Check out your local (static) library!

You might be familiar with the term library. In the non programming world its a place where you can find and check out books, and in the modern day even access computers or use wifi to access the internet from your own device. Programming languages have a similar system where a library can be used to “check out” code that has been pre written and use it in other programs. Odds are you have used at least one library, possibly without realizing it. In this case I am talking about your #includes such as stdlib.h, stdio.h, math.h, etc. These libraries store segments of code for quick future use, helping to simplify solving future problems, and while most languages have access to standard pre-built libraries such as the examples above, it is possible to create your own libraries filled with your own predefined code. In this article we will look at static libraries, how to make them, and how to use them.

What is a static library?

In technical terms a library is a collection of .o (also known as object) files that are stored into a .a (or an archive) file so that the code they contain may be used in other programs. Beyond this there are two different types of libraries, static and dynamic. The main difference between the two is what happens when compiled. A static library will have its contents built into the executable, removing the need for the library to be present when running the program. On the other hand, a dynamic library will simply create a link between the executable and the library, requiring the library to be present when running the program. The tradeoff is that a dynamic library can be used by multiple programs at once and can be updated without having to recreate the executable.

Why should I use a library?

At this point you might be wondering why you should even bother with a library beyond the standard ones that are provided for you. You have probably already practiced including other .c files into your code and it might seem easier to do so. The simple answer is simplicity and convenience. As the problems you are trying to solve become more and more complex you might need to include more .c files in order to achieve the same task. By using a library you can group all the .c files, and by extension the functions within them, all together so that you can give your program access to all the functions in one go instead of having multiple header and .c files. This reduces clutter in your program, and makes compiling your code a simpler process as well.
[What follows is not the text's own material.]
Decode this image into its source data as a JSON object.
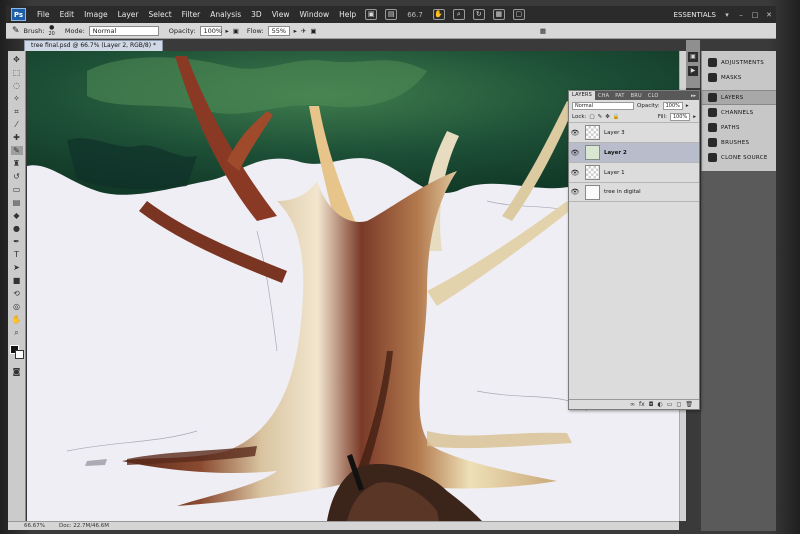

How libraries work

If you have any experience with how compilers function, then you probably already know the answer to this question. A library contains all the assembly code from the .o files, and during the linker stage of complication, your complier will take the assembly code from your library and stick it into the executable file that you are creating. This allows you to use the functions of your library inside other code without having to type it all over again. Then when the executable runs it already has everything it needs.

Making a library

There are several steps to making a library.
1. First you must have the .c files that you wish to turn into your library made. This can be done by yourself, or through the help of others.
2. Once you have the collection of .c files you need to make them into .o files using your preferred compiler. Here is an easy way to convert them all at once in gcc

gcc -options_here -c *.c

The -c flag will give us the .o files so that we can combine them into our library, and by using the wild card symbol ‘*’ we are telling our compiler to grab any .c files in the current directory. All the files will be named filename.o replacing filename with the name of the .c file minus the ‘.c’.
3. Now that we have our .o files we can combine them into our library, once again also known as an archive, by using an archiver. We call our archiver using the command ‘ar’. Here is an example call:

ar -rc libname.a *.o

In this example we use the options r and c to create our library. C creates the library itself and r says that if the library exists we will insert new files into the library while replacing any files that share a name with the newer files that we are currently adding. So say you had liba and you wanted to add to it the functions add, mul, and compare. If mul already existed in liba, it would be deleted first then the version of mul that you just ran with the ar command would be added in its place. We save our library as a .a file to signify that it is an archive file. Once more the wildcard ‘*’ lets us grab all the object files at once so that we are not running the command for each individual file.

3a. This step is techincally optional but it is always a good idea to run it so that you know your library was archived properly.

ar -t libname.a

This creates a table with the contents of you archive file so you can confirm it has everything you wanted to add.

4. Finally now that we have our .a file we need to index it. By indexing our archive it stores the symbols of each .o file so that libraries can make calls to each other without running errors and speeds up compilations. This is achieved with the ranlib command which will add an index to our archive, and the same result could be achieved using ar -s. So our command would look like:

ranlib libname.aorar -s libname.a

How do I use a library?

Now that you have your library made you need to know how to use them. The first step is to include the library in the file that you are writing. Standard practice is to include the library info in a separate header file then include that header file in your main file. In this case it would be:

#include "libname.h"

You use .h to indicate a header file, and the .a file will be run in the compiler through a special tag that I will show you now

gcc mainfilename.c -L -l'libname'

In the example above you would replace ‘libname’ with your actual library name, so if your library was games.a, you would run -lgames . Notice that we do not use .a in this case, that is because the -L tag is looking for a link to a library, and the -l’libnam’ is where our library link is stored. The complier will run and add your library code to your mainfile code. Since we have been creating and using a static library the executable can be run even if moved, but if you ever need to update the code in your library you will have to repeated the steps to update your .a file and recompile so that the executable will be made with the updated code. And that is all there is to making and using static libraries.